Small Towns Drew Most New Pandemic Residents

By: - April 20, 2022

Editor’s note: This story has been updated to correct the number of people who moved out of Manhattan during the first year of the pandemic. Bend, Oregon, is in the middle of nowhere—two and a half hours from Eugene over a mountain pass that can be treacherous even in springtime. And that’s what people like […]

Detroit Challenges 2020 Census Count

By: - April 6, 2022

Detroit is the largest city yet to challenge 2020 census results, citing a study showing low-income neighborhoods were undercounted by as much as 8%, possibly leaving out tens of thousands of people. The city joins at least 20 others filing challenges under the Count Question Resolution program. Those don’t include a separate review of institutional […]

The Census Missed Some Folks. These Cities Want Them Counted.

By: - April 4, 2022

When the 2020 census found that tiny McNab, Arkansas, had lost more than half its residents, Mayor James Conway went door to door and found 45 people in the rural town instead of the 30 reported by the census. “The census is showing that we went down from 68 [in 2010] to 30 people, and […]

The Pandemic Prompted People to Move, But Many Didn’t Go Far

By: - March 23, 2022

The annual Halloween party last year was a revelation for locals in Orcas Island, Washington, a scenic rural spot 100 miles north of Seattle. “For the first time in the 10 years we’ve lived here, we didn’t recognize about two-thirds of the families,” said Edee Kulper, a photographer who blogs about life on the island. […]

Redistricting Delays Scramble State Elections

By: - March 10, 2022

With election district lines still uncertain in many states, potential candidates for state legislatures and Congress are facing challenging decisions about whether to run in districts that may not exist. Pandemic delays already had pushed back the release of census data needed for drawing new district lines, which must be redrawn every 10 years to […]

Working Parents Face Continued Chaos Despite Reopened Schools

By: - February 24, 2022

Kelly McCormick thought she’d be back on the job long ago, but the coronavirus pandemic continually finds ways to keep her home helping her two young children. One day in December, her son’s Maryland school told her to pick up her 10-year-old immediately: He had been exposed to COVID-19 by a classmate who sat near […]

Retirements Cut Ranks of Scarce Frontline Workers

By: - February 4, 2022

Read Stateline coverage of the economic effects of the COVID-19 pandemic. After decades of police work, the idea of retiring started sounding good to Craig Long when COVID-19 struck suburban Suffern, New York, in March 2020. He was in his early 60s. As a veteran detective, Long was assigned in the pandemic’s early days to help investigate […]

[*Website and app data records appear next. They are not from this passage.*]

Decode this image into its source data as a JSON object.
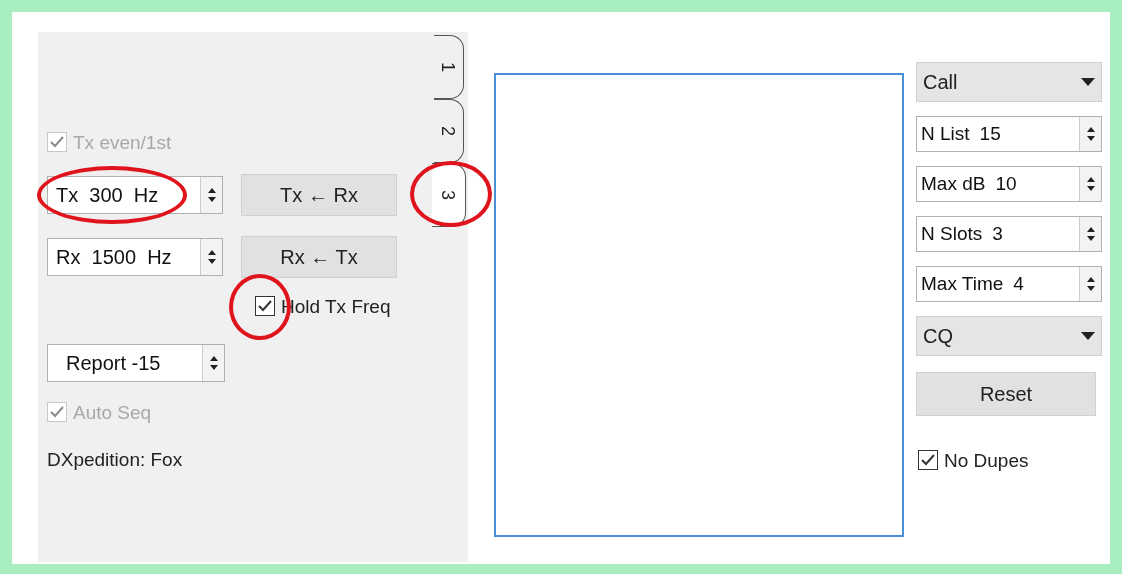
{
  "left_panel": {
    "tx_even": {
      "label": "Tx even/1st",
      "checked": true,
      "disabled": true
    },
    "tx_freq": {
      "value": "Tx  300  Hz",
      "circled": true
    },
    "tx_from_rx_button": "Tx ← Rx",
    "rx_freq": {
      "value": "Rx  1500  Hz"
    },
    "rx_from_tx_button": "Rx ← Tx",
    "hold_tx_freq": {
      "label": "Hold Tx Freq",
      "checked": true,
      "disabled": false,
      "circled": true
    },
    "report": {
      "value": "Report -15"
    },
    "auto_seq": {
      "label": "Auto Seq",
      "checked": true,
      "disabled": true
    },
    "mode_label": "DXpedition: Fox"
  },
  "tabs": [
    {
      "label": "1",
      "selected": false,
      "circled": false
    },
    {
      "label": "2",
      "selected": false,
      "circled": false
    },
    {
      "label": "3",
      "selected": true,
      "circled": true
    }
  ],
  "right_panel": {
    "controls": [
      {
        "kind": "dropdown",
        "value": "Call"
      },
      {
        "kind": "spin",
        "label": "N List",
        "value": "15"
      },
      {
        "kind": "spin",
        "label": "Max dB",
        "value": "10"
      },
      {
        "kind": "spin",
        "label": "N Slots",
        "value": "3"
      },
      {
        "kind": "spin",
        "label": "Max Time",
        "value": "4"
      },
      {
        "kind": "dropdown",
        "value": "CQ"
      },
      {
        "kind": "button",
        "label": "Reset"
      }
    ],
    "no_dupes": {
      "label": "No Dupes",
      "checked": true,
      "disabled": false
    }
  }
}
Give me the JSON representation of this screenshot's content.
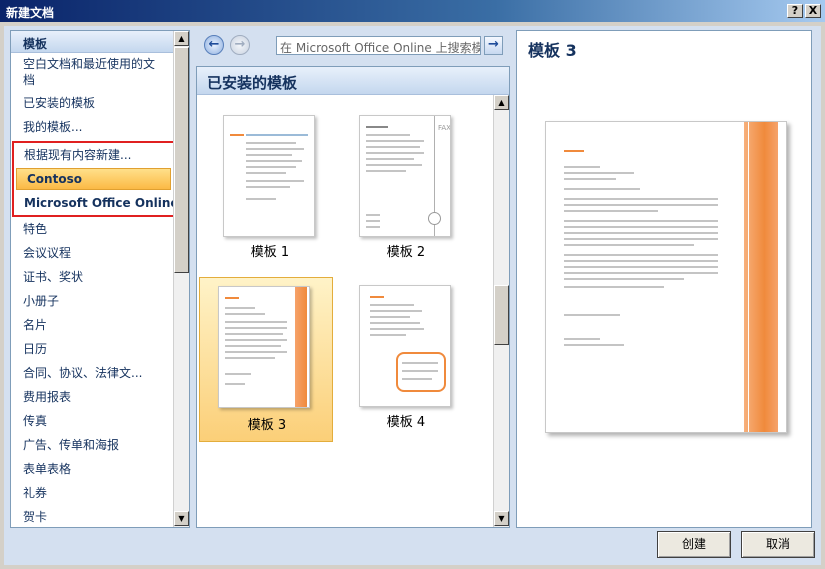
{
  "window": {
    "title": "新建文档",
    "help_label": "?",
    "close_label": "X"
  },
  "left_panel": {
    "header": "模板",
    "items": [
      "空白文档和最近使用的文档",
      "已安装的模板",
      "我的模板..."
    ],
    "boxed_items": [
      "根据现有内容新建...",
      "Contoso",
      "Microsoft Office Online"
    ],
    "online_categories": [
      "特色",
      "会议议程",
      "证书、奖状",
      "小册子",
      "名片",
      "日历",
      "合同、协议、法律文...",
      "费用报表",
      "传真",
      "广告、传单和海报",
      "表单表格",
      "礼券",
      "贺卡"
    ]
  },
  "navigation": {
    "back_icon": "left-arrow-icon",
    "forward_icon": "right-arrow-icon",
    "search_placeholder": "在 Microsoft Office Online 上搜索模板",
    "go_icon": "go-arrow-icon"
  },
  "middle_panel": {
    "header": "已安装的模板",
    "templates": [
      {
        "name": "模板 1",
        "selected": false
      },
      {
        "name": "模板 2",
        "selected": false
      },
      {
        "name": "模板 3",
        "selected": true
      },
      {
        "name": "模板 4",
        "selected": false
      }
    ]
  },
  "preview_panel": {
    "title": "模板 3"
  },
  "buttons": {
    "create": "创建",
    "cancel": "取消"
  },
  "colors": {
    "accent_orange": "#f08a3c",
    "highlight_red": "#e02020",
    "selection": "#fbcf78",
    "heading_blue": "#15325e"
  }
}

GOP Uses Redistricting to Retain Outsized Statehouse Power

By: - January 21, 2022

This year’s redistricting of state legislatures is shaping up as extremely partisan across the country, as the parties in power seek to hold onto sometimes-thin statehouse majorities with creative map-drawing. At the forefront are diversifying but still Republican states in the South, such as Georgia and Texas, where cities are becoming magnets for Democratic-leaning newcomers […]

Census 2020 Gets Its First Challenges

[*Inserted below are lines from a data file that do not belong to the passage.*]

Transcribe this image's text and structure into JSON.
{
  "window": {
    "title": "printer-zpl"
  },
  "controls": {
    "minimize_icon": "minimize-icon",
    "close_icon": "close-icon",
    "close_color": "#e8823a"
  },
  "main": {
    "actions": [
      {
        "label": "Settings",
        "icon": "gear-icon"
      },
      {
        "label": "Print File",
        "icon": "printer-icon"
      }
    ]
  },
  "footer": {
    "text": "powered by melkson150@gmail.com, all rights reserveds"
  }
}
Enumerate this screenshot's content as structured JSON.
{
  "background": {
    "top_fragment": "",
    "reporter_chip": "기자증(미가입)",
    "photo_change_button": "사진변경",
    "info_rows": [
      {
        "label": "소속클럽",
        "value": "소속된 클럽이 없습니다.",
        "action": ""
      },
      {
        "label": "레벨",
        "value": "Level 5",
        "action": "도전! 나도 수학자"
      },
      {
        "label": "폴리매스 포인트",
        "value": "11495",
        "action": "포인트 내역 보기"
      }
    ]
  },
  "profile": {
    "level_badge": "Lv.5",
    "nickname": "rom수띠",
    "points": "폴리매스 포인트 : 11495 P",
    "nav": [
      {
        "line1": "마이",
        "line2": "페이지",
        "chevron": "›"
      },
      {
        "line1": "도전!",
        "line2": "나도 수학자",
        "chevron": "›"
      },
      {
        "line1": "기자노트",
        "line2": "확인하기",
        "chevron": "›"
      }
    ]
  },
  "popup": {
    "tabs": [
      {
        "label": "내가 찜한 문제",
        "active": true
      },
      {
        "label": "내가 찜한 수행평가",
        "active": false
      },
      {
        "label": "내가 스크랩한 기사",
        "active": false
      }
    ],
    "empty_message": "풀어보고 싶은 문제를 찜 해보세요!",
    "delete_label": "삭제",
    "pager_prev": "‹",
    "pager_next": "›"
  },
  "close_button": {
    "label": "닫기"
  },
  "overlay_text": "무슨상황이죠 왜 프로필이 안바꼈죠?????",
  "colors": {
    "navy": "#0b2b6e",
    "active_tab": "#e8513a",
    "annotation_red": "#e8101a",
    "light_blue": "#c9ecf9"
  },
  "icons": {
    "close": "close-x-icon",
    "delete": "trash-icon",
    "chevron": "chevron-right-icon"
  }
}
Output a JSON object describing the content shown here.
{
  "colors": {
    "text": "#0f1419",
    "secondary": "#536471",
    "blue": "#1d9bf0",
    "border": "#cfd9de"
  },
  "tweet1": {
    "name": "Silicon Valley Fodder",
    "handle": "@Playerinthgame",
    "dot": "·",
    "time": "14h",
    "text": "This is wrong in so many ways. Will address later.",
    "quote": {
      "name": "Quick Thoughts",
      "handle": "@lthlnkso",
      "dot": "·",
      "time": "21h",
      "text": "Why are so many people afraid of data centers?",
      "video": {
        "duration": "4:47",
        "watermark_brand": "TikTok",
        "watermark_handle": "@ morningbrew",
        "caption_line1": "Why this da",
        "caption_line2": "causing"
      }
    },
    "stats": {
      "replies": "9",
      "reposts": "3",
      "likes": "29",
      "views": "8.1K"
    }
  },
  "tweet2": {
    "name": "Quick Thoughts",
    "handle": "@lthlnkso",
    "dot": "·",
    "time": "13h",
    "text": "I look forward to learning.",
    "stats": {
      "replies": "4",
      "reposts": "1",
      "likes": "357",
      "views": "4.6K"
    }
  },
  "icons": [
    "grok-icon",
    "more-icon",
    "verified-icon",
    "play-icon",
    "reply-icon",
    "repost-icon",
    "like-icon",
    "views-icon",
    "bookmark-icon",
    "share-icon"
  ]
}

By: - January 18, 2022

Three small Georgia municipalities are the first to file formal challenges to their 2020 census counts, while some bigger cities are pressuring the U.S. Census Bureau to correct tallies that city officials say came in too low amid the pandemic chaos surrounding the count. The congressional House Oversight Committee asked the Census Bureau for more […]

Census Recounts Fail to Account for COVID Chaos, Cities Say

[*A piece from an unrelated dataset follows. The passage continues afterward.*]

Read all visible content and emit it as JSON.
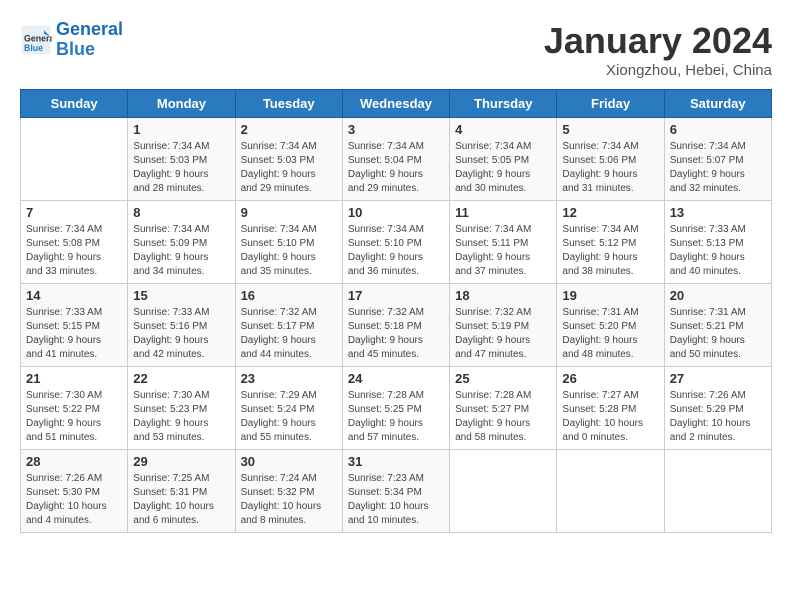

By: - January 5, 2022

Nelsonville, Ohio, faced a lot of the same challenges that cities around the country did during the 2020 census: renters and older people who were hard to reach, college students who left town during the pandemic and widespread distrust of government questions. The initial results showed that Nelsonville’s population had dropped below 5,000, which under […]

Pandemic Sweetens Lure of Smaller Cities’ Relocation Incentives

By: - December 15, 2021

Editor’s note: This story has been updated to clarify Aaron Miller’s title and to correct the spelling of Grant Bumgarner’s name. TULSA — Moving from New York City to Tulsa, Oklahoma, might seem an unlikely choice for a young African American scientist like Christopher Bland. His new home is known as an old oil boomtown—and […]